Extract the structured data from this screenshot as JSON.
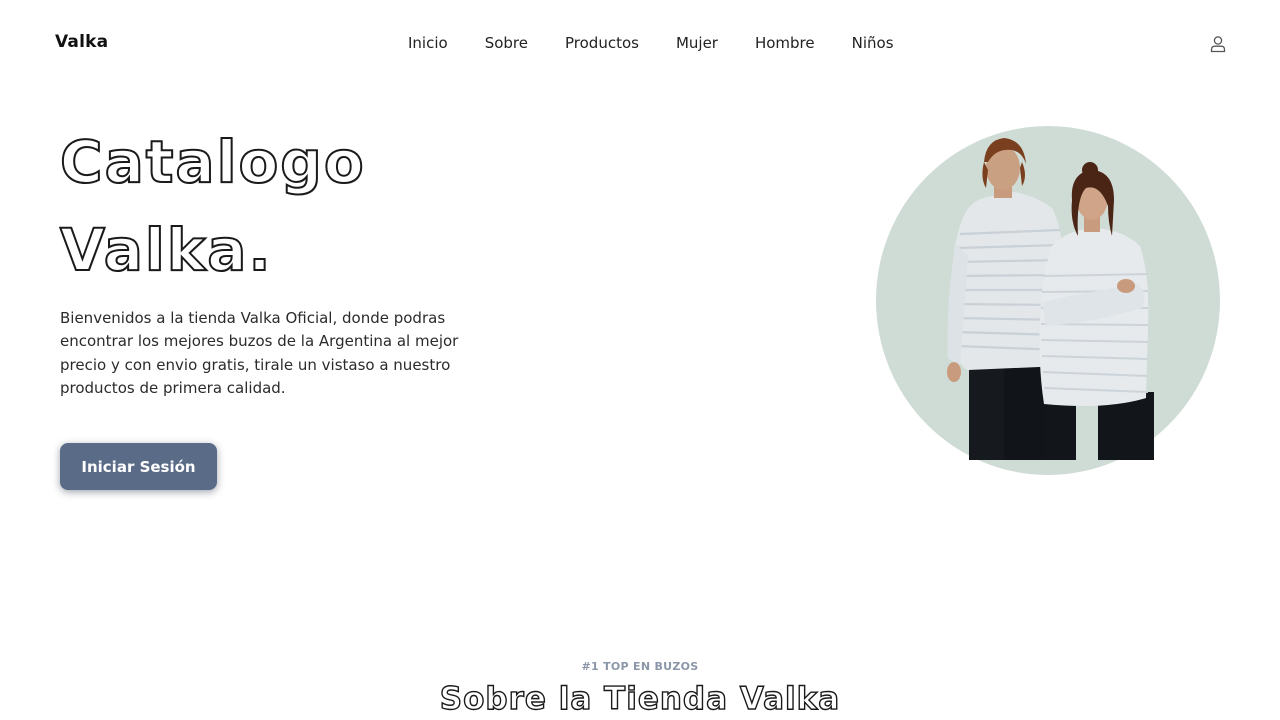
{
  "header": {
    "brand": "Valka",
    "nav": [
      "Inicio",
      "Sobre",
      "Productos",
      "Mujer",
      "Hombre",
      "Niños"
    ],
    "user_icon": "user-icon"
  },
  "hero": {
    "title_line1": "Catalogo",
    "title_line2": "Valka.",
    "description": "Bienvenidos a la tienda Valka Oficial, donde podras encontrar los mejores buzos de la Argentina al mejor precio y con envio gratis, tirale un vistaso a nuestro productos de primera calidad.",
    "cta_label": "Iniciar Sesión",
    "image_bg_color": "#cfdcd6"
  },
  "about": {
    "kicker": "#1 TOP EN BUZOS",
    "title": "Sobre la Tienda Valka"
  },
  "colors": {
    "button": "#5a6b87",
    "kicker": "#8b96a8"
  }
}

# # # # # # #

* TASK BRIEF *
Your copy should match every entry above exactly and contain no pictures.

* EXPECTED ANSWER *
Extract the structured data from this screenshot as JSON.
{
  "header": {
    "brand": "Valka",
    "nav": [
      "Inicio",
      "Sobre",
      "Productos",
      "Mujer",
      "Hombre",
      "Niños"
    ],
    "user_icon": "user-icon"
  },
  "hero": {
    "title_line1": "Catalogo",
    "title_line2": "Valka.",
    "description": "Bienvenidos a la tienda Valka Oficial, donde podras encontrar los mejores buzos de la Argentina al mejor precio y con envio gratis, tirale un vistaso a nuestro productos de primera calidad.",
    "cta_label": "Iniciar Sesión",
    "image_bg_color": "#cfdcd6"
  },
  "about": {
    "kicker": "#1 TOP EN BUZOS",
    "title": "Sobre la Tienda Valka"
  },
  "colors": {
    "button": "#5a6b87",
    "kicker": "#8b96a8"
  }
}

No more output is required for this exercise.